START Supplied records

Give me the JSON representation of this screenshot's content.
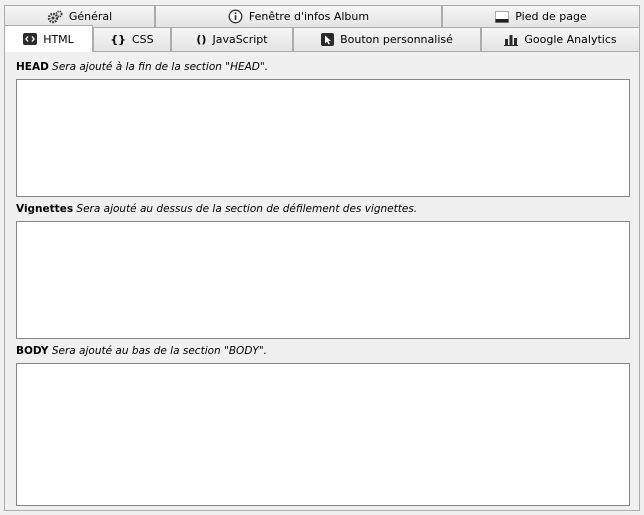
{
  "tabs_row1": [
    {
      "label": "Général",
      "icon": "gears-icon"
    },
    {
      "label": "Fenêtre d'infos Album",
      "icon": "info-icon"
    },
    {
      "label": "Pied de page",
      "icon": "footer-icon"
    }
  ],
  "tabs_row2": [
    {
      "label": "HTML",
      "icon": "code-icon",
      "active": true
    },
    {
      "label": "CSS",
      "icon": "braces-icon"
    },
    {
      "label": "JavaScript",
      "icon": "parens-icon"
    },
    {
      "label": "Bouton personnalisé",
      "icon": "cursor-icon"
    },
    {
      "label": "Google Analytics",
      "icon": "bar-chart-icon"
    }
  ],
  "sections": {
    "head": {
      "title": "HEAD",
      "hint": "Sera ajouté à la fin de la section \"HEAD\".",
      "value": ""
    },
    "thumbs": {
      "title": "Vignettes",
      "hint": "Sera ajouté au dessus de la section de défilement des vignettes.",
      "value": ""
    },
    "body": {
      "title": "BODY",
      "hint": "Sera ajouté au bas de la section \"BODY\".",
      "value": ""
    }
  }
}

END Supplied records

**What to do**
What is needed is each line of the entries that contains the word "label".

**Your solution**
      "label": "Général",
      "label": "Fenêtre d'infos Album",
      "label": "Pied de page",
      "label": "HTML",
      "label": "CSS",
      "label": "JavaScript",
      "label": "Bouton personnalisé",
      "label": "Google Analytics",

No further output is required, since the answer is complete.